1.Opening fighting directed to the capture of the center. Pieces control and attack the maximum number of squares from the center. One of the advantages in center possession is in ability to transport the game to the flanks more easily.
2.Development is to be understood as the strategic advance of the troops toward the frontier line (the line between the fourth and fifth ranks). Develop all your pieces rapidly and castle quickly, preferably on the kingside. You can’t attack if your pieces are not out and it is much harder for your opponent to attack you successfully if your king is safely out of the center. There is no time for pawn hunting in the opening, except for centre pawns.

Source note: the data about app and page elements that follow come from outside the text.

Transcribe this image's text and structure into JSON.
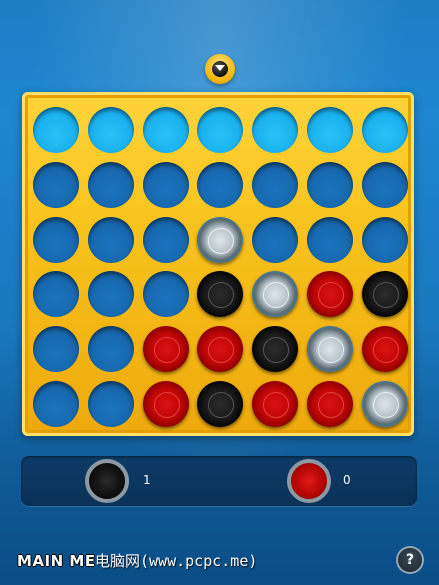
{
  "colors": {
    "background": "#1a78be",
    "board": "#f8c21c",
    "red_chip": "#c20606",
    "black_chip": "#1a1a1a",
    "empty_hole": "#1767ad",
    "score_bar": "#0a3157"
  },
  "drop_indicator": {
    "icon": "chevron-down-icon",
    "column": 4,
    "player": "black"
  },
  "board": {
    "columns": 7,
    "rows": 6,
    "grid": [
      [
        "empty",
        "empty",
        "empty",
        "empty",
        "empty",
        "empty",
        "empty"
      ],
      [
        "empty",
        "empty",
        "empty",
        "empty",
        "empty",
        "empty",
        "empty"
      ],
      [
        "empty",
        "empty",
        "empty",
        "win",
        "empty",
        "empty",
        "empty"
      ],
      [
        "empty",
        "empty",
        "empty",
        "black",
        "win",
        "red",
        "black"
      ],
      [
        "empty",
        "empty",
        "red",
        "red",
        "black",
        "win",
        "red"
      ],
      [
        "empty",
        "empty",
        "red",
        "black",
        "red",
        "red",
        "win"
      ]
    ]
  },
  "scores": {
    "player1": {
      "chip": "black",
      "value": "1"
    },
    "player2": {
      "chip": "red",
      "value": "0"
    }
  },
  "footer": {
    "main_menu_label": "MAIN ME",
    "watermark_text": "电脑网(www.pcpc.me)",
    "help_icon": "question-icon",
    "help_label": "?"
  }
}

3.To be ahead in development is the ideal to be aimed for. Don’t move the same piece twice in the opening. Develop another piece. A pawn move must not in itself be regarded as a developing move, but merely as an aid to development.
4.Develop harmoniously! Play with all your pieces. Remember that the poor placement of even a single piece may destroy the coordination of the other pieces.
5.Don’t develop your Queen too early, it’s could be an option only when you could achieve a good target.
6.Maintain the balance in the center. This can mean controlling the center with pawns and pieces in the classical style, or by attacking the center with pieces from long distance, called the hypermodern method. The pawn centre must be mobile.
7. Capablanca principle: “Develop knights before bishops” – Knights have relatively obvious squares for their first moves, but a bishop’s best square depends very much on what your opponent does.)
Filed under: Principles of Play |